    The subject tests for Bio is very different than the AP Bio test. There are a lot more application type questions on the AP Bio test, and more recall type questions on the subject test.

    My son was very disarmed by the breadth of knowledge that was needed for the Bio subject test, was happy to get a 600. His school has the best students take only AP Bio and there is no Honors Bio.

    It's better to buy study guides early (note: with the format change, the new AP Bio study guides were only available in February!!!), preferably in the first quarter, so you can study for the AP test and the subject tests as the school year progresses.

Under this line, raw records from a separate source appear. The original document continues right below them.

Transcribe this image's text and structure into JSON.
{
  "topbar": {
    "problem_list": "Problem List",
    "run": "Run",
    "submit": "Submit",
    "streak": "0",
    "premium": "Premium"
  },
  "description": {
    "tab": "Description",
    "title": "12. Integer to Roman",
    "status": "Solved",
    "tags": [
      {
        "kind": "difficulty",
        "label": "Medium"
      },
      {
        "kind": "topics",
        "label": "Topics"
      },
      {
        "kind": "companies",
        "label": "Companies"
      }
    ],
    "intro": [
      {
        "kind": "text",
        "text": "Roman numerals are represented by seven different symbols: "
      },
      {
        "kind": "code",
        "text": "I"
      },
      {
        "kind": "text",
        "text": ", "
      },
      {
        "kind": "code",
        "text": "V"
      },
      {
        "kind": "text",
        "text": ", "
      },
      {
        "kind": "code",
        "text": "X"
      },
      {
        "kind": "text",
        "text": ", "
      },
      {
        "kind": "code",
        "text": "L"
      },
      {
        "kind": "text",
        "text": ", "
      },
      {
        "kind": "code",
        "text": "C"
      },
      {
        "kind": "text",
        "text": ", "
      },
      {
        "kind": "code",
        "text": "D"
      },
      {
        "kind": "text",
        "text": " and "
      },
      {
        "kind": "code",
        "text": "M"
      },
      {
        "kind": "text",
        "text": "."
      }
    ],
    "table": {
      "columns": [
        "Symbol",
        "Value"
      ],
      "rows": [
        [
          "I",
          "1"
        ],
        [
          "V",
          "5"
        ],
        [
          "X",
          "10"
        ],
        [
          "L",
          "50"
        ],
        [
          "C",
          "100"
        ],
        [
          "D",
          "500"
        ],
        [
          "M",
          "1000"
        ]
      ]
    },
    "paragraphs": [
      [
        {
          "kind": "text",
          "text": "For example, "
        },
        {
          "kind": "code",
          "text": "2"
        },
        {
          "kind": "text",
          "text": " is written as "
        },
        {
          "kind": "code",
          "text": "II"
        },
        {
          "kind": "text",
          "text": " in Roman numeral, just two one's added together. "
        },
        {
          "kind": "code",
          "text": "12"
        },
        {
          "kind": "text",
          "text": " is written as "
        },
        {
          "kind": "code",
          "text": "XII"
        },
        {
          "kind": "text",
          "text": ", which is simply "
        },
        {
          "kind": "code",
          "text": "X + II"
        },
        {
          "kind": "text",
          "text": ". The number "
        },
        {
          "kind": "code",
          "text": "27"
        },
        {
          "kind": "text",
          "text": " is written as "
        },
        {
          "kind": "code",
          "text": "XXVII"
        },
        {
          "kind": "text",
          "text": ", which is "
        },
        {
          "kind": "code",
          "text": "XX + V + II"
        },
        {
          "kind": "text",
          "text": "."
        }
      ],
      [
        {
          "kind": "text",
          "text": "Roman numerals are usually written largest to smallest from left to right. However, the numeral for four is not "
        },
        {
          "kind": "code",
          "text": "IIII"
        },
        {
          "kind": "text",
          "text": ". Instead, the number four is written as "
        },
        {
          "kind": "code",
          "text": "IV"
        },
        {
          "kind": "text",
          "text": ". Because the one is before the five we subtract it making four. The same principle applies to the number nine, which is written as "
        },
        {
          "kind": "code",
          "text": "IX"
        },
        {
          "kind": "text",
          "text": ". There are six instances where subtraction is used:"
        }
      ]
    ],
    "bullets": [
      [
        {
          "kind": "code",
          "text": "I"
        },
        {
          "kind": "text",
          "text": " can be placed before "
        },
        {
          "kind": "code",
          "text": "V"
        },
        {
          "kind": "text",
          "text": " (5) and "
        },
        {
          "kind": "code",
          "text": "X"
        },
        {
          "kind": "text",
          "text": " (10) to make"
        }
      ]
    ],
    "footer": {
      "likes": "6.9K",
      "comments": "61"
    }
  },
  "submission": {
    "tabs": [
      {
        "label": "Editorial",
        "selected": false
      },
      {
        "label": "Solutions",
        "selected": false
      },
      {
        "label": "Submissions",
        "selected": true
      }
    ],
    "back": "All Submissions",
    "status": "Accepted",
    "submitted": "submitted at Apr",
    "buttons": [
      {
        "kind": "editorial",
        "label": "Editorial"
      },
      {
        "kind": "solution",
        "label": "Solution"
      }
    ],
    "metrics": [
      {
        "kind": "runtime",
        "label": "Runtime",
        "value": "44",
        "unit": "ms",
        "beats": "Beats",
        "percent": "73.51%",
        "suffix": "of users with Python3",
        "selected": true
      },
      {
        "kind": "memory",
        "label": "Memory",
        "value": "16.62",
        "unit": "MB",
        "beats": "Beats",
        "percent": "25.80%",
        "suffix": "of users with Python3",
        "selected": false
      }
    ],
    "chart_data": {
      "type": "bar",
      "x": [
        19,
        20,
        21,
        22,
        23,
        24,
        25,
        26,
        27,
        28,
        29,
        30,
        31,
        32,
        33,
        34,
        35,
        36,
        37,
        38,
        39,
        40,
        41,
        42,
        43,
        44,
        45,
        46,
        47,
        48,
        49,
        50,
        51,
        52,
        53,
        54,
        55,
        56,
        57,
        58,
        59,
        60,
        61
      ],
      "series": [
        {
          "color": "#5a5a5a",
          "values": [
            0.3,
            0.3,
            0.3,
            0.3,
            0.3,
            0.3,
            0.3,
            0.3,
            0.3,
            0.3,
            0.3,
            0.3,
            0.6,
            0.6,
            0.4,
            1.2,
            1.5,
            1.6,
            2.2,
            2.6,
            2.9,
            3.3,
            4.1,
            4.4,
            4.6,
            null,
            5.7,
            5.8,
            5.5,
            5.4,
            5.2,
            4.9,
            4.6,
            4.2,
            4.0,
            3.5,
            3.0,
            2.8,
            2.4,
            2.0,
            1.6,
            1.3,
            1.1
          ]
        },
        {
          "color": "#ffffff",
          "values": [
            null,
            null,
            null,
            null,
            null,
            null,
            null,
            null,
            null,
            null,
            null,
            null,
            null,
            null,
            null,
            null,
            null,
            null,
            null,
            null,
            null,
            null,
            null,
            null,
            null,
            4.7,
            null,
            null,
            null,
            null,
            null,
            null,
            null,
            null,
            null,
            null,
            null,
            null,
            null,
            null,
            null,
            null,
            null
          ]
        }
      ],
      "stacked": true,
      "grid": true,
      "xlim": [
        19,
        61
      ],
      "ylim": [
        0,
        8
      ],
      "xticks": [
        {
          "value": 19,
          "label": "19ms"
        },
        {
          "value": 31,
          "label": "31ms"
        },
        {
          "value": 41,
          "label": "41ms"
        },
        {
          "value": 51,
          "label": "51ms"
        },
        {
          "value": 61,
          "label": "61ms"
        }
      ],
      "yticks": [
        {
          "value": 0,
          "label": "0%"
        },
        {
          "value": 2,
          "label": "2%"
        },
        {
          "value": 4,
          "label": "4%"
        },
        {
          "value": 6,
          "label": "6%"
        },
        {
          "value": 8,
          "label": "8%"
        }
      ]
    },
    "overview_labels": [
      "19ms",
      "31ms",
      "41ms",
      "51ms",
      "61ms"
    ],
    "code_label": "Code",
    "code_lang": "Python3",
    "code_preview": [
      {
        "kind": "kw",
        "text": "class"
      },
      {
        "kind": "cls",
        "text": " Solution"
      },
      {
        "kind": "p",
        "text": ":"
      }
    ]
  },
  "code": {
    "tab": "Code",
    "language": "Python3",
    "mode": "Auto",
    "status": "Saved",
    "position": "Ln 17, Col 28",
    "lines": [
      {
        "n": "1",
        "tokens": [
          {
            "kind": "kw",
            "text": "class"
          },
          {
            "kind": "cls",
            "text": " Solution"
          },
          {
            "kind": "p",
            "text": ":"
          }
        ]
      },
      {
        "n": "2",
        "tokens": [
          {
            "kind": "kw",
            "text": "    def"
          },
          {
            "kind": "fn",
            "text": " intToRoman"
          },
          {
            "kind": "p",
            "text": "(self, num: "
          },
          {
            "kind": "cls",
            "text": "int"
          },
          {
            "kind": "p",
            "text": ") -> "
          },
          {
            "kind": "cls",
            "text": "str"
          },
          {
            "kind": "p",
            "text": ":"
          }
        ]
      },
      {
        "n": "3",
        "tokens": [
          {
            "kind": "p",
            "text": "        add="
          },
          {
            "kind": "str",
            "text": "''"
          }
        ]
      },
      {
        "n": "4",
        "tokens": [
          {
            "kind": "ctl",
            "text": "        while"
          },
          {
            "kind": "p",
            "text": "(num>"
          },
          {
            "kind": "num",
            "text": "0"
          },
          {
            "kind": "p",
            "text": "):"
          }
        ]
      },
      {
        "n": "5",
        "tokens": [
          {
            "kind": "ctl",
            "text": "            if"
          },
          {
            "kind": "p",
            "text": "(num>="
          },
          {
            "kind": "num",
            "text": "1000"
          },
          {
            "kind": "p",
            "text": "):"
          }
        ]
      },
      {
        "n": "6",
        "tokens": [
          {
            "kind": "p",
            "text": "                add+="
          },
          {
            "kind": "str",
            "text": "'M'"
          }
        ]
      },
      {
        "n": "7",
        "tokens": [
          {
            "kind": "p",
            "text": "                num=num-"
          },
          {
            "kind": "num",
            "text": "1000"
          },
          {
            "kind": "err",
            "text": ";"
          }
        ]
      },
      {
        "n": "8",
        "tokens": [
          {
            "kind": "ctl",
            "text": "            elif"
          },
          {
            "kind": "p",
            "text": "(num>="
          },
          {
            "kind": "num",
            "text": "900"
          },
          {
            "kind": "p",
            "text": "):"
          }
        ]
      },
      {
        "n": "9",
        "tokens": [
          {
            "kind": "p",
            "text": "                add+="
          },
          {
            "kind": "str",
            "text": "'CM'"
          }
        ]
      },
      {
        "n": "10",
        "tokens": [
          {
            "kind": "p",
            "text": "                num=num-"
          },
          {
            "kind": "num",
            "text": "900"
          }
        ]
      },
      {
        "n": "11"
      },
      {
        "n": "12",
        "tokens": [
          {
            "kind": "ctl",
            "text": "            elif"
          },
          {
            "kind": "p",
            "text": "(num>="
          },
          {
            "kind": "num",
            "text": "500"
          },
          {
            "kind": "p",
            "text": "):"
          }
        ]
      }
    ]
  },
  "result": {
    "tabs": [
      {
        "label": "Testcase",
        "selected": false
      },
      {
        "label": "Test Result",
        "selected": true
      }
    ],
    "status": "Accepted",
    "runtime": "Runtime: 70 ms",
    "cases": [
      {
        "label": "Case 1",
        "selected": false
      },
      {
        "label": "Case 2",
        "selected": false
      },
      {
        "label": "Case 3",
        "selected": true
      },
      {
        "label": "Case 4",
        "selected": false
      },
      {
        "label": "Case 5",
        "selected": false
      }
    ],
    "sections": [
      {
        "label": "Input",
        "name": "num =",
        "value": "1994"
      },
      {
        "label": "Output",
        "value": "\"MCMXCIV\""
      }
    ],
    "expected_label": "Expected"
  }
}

    Take the subject test before the AP test, even if it is not a good match, it is a test run of your knowledge.
  • billcshobillcsho Registered User Posts: 18,405 Senior Member
    My D took AP Chem at school. For SAT2, she just use Barrons to prepare for it. There are really nothing more than her AP class syllabus. Indeed, the subject test is a lot easier. I would suggest to take the subject test in June right after the AP test. The subject test would not help much for your AP test preparation but the other way around. In addition, you don't want to take another test a week or two before AP tests. You would be busy in preparing for all the AP exams. Taking the subject test in April is also not ideal as there are some topics still not covered in class.
  • kiwiasiankiwiasian Registered User Posts: 65 Junior Member
    I feel that the biology and chemistry classes at my high school covered all the content on the SAT. Only physics was an issue because my class did not cover relativity, and a few other random topics (fractals? that was on the most recent test)
  • cosmogonycosmogony Registered User Posts: 212 Junior Member
    I'm taking IB classes and barely align AT ALL with SAT II's. I had to set aside an extra month for teaching myself the material on the SAT Physics exam. Taking AP classes would have been much more helpful (SAT II tests-wise). Some tests (like Math) is more like you know it or you don't so I did really well without having to study.
  • darkaerogadarkaeroga Registered User Posts: 447 Member
    I took AP Chem and got a 5 on the Chemistry test and 780 on the SAT II. I would say my class covered every single topic possible, and I only missed the 800 mark because I doubted my self when I shouldn't have. But one thing I did notice is that it focused a bit more on chemistry 1 material (but you better study both) than the chemistry 2 material.
  • saif235saif235 Registered User Posts: 1,048 Senior Member
    If you are taking the corresponding AP class then you should have covered most, if not all of the material. However you should probably read a Prep Guide just in case.
    I've found that honors and regular classes don't cover all of the SATII material.
    IB HL classes cover way more than you need to know for the SATII, but you'll have to teach yourself since HL classes are two years long. SL classes cover a little less than AP and should prepare you for the SATII.
  • techlover10techlover10 Registered User Posts: 37 Junior Member
    Is Barrons the best brand for SAT II guides? I need to take the SAT II for Chemistry soon and it's been a year since I took an honors (not AP) course, so I definitely need to review it. I like to think that my chemistry class was pretty advanced considering our teacher treated it as a serious course and proudly called it "the hardest class you will take in high school" but I don't know how well he aligned it with the SAT standard.
This discussion has been closed.